3

I run a medium pop culture website (ranked 52 thousand and something), and have noticed in the last few years that certain keywords generate a lot of traffic for me.

The keywords I use were very popular a few years ago, but don't seem to be reported on other websites and Google Trends indicates there is next to no interest in these terms.

My concern is that by continuing to prioritize posts based on these keywords, I have cultivated an audience that cares more about these keywords than most.

If I make a post on this topic, I will easily get 100k views, while posts that are frontpage stuff on competing, vastly more popular websites will not get anywhere near that.

Is this a case of me cultivating a specific audience, or are my website stats indicative of general trends and interest in the wider population?

Are there tools or methods I could use to get to the truth of the matter?

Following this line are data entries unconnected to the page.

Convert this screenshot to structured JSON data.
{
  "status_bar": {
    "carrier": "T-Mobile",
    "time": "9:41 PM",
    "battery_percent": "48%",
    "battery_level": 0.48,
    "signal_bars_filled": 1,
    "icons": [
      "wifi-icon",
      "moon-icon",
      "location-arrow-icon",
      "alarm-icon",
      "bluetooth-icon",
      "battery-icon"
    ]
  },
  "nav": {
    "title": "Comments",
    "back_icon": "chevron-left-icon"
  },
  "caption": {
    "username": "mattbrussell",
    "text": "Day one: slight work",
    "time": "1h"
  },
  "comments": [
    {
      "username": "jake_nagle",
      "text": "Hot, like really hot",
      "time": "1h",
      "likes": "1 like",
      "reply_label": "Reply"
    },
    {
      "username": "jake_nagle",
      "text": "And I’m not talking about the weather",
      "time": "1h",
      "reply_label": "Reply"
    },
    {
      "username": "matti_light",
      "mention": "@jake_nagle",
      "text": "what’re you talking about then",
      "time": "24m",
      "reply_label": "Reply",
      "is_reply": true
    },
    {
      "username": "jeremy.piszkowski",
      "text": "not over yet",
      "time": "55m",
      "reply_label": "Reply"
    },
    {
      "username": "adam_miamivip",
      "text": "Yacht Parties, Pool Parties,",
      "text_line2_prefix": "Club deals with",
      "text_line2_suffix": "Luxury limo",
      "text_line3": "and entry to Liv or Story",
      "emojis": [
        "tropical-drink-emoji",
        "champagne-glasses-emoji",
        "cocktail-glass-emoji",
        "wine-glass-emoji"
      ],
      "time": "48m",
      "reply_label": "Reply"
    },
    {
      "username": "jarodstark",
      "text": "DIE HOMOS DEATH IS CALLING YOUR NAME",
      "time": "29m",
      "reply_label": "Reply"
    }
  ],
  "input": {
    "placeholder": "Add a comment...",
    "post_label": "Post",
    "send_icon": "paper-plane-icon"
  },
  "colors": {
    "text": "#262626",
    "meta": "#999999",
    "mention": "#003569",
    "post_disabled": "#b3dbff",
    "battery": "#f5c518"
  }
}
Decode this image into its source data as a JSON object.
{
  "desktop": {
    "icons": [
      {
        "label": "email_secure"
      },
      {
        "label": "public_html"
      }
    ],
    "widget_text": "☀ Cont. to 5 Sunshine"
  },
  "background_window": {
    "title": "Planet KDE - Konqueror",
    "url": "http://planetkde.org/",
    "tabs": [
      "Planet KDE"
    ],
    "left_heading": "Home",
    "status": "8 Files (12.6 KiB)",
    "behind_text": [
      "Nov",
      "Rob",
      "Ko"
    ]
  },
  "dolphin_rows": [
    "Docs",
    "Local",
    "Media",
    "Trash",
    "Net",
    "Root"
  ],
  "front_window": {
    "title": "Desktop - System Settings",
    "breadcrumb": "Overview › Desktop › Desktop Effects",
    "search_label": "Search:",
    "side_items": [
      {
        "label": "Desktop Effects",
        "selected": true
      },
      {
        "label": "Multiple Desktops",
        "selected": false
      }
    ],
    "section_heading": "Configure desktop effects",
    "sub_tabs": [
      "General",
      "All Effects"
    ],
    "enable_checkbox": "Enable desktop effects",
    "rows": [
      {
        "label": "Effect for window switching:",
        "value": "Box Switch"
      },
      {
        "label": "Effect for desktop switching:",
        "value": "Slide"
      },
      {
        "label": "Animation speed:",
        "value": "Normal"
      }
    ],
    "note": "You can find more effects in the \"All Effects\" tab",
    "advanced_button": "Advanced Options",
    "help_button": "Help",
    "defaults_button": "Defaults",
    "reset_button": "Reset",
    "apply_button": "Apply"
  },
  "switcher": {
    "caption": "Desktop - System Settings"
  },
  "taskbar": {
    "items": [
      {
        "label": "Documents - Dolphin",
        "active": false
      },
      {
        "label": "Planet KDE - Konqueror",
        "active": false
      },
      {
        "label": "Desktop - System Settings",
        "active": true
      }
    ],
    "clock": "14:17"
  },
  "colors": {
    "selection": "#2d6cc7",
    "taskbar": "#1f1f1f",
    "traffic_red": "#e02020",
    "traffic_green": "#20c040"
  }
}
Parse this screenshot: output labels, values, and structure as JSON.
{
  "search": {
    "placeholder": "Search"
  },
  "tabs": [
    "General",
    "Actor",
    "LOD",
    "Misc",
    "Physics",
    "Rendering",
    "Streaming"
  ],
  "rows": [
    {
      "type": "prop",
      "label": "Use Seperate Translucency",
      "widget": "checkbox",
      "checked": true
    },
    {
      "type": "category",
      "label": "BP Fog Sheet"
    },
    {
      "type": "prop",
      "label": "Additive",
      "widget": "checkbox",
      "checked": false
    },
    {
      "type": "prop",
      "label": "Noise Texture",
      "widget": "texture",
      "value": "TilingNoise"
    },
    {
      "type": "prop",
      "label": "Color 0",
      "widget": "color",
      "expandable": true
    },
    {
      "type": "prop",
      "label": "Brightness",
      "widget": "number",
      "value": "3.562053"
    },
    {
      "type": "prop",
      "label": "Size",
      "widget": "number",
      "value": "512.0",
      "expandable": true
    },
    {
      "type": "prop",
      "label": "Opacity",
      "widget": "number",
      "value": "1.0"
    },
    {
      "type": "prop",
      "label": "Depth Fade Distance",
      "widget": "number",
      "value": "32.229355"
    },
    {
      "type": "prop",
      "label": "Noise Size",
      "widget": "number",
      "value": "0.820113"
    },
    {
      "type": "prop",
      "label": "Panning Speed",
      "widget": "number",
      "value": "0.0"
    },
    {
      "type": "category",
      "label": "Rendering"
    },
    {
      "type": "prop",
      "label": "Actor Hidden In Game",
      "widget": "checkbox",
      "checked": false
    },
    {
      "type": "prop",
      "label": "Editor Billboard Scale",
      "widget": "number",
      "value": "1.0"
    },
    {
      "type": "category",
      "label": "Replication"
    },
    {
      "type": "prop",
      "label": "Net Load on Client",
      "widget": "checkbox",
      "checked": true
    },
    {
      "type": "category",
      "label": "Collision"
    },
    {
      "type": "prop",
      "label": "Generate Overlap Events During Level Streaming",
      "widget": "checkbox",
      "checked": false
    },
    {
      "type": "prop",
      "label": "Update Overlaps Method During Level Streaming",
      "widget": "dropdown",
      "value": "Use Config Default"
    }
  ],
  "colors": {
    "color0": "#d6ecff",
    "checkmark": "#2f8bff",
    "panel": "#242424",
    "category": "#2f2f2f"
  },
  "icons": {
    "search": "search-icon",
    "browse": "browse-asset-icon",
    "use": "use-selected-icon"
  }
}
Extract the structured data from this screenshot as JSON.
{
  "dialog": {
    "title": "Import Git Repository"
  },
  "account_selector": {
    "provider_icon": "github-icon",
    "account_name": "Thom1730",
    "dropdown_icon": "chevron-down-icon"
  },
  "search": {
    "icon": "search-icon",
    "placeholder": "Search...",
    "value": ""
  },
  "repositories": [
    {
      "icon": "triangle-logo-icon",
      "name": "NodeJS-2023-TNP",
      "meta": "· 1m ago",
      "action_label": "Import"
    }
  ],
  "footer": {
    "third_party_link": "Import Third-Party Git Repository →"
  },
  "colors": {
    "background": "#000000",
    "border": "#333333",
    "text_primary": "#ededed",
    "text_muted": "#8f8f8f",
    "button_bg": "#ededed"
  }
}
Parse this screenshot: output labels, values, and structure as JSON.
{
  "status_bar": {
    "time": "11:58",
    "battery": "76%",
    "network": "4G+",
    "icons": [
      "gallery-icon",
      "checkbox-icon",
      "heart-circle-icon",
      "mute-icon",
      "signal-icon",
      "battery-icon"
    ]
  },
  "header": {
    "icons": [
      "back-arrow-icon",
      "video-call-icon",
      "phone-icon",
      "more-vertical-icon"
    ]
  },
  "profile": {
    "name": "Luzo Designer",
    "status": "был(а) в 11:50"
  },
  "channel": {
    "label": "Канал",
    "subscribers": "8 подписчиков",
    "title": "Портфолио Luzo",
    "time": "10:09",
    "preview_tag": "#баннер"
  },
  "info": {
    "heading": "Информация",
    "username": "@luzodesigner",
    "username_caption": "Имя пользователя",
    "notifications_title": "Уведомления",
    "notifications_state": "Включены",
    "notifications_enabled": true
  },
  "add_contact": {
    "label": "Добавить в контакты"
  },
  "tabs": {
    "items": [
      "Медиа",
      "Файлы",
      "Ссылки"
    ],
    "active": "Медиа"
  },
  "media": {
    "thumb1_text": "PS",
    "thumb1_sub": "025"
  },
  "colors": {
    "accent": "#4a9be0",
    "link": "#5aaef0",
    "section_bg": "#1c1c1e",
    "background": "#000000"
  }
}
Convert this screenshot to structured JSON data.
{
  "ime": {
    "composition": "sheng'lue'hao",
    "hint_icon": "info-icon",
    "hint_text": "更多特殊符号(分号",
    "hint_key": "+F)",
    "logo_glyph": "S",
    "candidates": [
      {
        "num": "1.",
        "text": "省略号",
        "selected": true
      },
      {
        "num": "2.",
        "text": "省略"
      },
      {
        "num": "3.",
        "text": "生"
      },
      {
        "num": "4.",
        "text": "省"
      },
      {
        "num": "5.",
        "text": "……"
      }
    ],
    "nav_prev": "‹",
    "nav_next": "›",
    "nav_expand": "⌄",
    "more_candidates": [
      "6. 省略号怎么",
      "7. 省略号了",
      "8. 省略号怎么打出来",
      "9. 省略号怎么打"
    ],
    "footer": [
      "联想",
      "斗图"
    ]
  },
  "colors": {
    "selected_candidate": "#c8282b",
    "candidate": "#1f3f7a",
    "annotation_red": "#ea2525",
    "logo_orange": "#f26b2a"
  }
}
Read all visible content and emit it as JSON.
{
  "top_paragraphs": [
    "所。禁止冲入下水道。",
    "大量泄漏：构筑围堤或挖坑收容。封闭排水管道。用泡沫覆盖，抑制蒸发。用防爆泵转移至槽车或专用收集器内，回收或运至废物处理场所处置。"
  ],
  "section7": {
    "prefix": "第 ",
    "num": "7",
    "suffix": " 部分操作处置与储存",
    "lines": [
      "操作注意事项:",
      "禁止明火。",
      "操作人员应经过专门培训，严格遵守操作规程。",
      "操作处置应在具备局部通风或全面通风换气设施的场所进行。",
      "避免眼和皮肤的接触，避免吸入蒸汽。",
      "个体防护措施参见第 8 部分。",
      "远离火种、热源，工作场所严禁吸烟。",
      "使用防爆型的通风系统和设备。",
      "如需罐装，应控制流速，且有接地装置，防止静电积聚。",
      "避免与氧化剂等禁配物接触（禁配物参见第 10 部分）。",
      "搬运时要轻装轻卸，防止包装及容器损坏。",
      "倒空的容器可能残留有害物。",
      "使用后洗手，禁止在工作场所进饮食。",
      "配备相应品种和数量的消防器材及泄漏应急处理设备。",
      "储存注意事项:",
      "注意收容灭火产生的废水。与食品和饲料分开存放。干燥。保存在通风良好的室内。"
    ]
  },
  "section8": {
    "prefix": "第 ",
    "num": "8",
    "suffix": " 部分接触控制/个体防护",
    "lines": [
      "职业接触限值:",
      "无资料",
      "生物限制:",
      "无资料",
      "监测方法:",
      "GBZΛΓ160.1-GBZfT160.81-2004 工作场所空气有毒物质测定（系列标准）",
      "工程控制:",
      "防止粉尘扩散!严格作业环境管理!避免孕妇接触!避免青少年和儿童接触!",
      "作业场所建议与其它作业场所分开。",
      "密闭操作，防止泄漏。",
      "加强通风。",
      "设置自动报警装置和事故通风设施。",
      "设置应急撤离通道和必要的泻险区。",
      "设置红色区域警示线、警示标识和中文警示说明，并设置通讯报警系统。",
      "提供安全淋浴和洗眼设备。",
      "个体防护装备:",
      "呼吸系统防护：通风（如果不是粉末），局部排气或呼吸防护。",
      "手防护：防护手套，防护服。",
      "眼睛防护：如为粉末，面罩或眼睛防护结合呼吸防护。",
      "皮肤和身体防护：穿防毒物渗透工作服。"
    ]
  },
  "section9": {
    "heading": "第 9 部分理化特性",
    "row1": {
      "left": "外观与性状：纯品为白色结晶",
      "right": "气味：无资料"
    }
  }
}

It's important to me that I don't just make assumptions and treat them as fact or ignore contradictory evidence, as that would be arrogant and foolish.

  • 1
    Would you stop writing about these topics if you found out that it was only your existing users that cared about them? If so, that sounds like a recipe for killing your website. It sounds like Google has identified your site as the authority on the subject. Are you worried that you are missing new topics that are becoming popular with a slightly different audience and limiting the size of your site? – Stephen Ostermiller Oct 3 '18 at 10:14
1

Sounds like you've a decision to make about the direction and audience of your website.

Are the keywords generating traffic also targeted to a certain niche audience, or are they general keywords that were popular from a few years ago? Is the website traffic today better or worse than it was 1, 3, 5 years ago? Medium pop culture websites may be better off having a niche, since the alternative could be worse - low traffic for popular topics where they lose out to large influential websites. If you don't want to own the niche, and would rather expand into other topics, that's fine, but do so carefully.

In setting your strategy, don't look at just Google Trends. Make a list of keywords you're ranking highly for and bringing in traffic, and a list of keywords you want to rank for that you aren't getting traffic from. Then use tools like AdWords Keyword Planner or (better) Moz's Keyword Explorer to compare your popularity with what's out there and figure out how hard it would be to rank for the new keywords.

Most likely, your best bet will be to fork your content: publish both for your existing audience and your intended audience. That way, you still retain your current fans - and your ad impressions, if you're running ads - while chasing a new audience and experimenting with new topics.

| improve this answer | |

Your Answer

By clicking “Post Your Answer”, you agree to our terms of service, privacy policy and cookie policy

Not the answer you're looking for? Browse other questions tagged or ask your own question.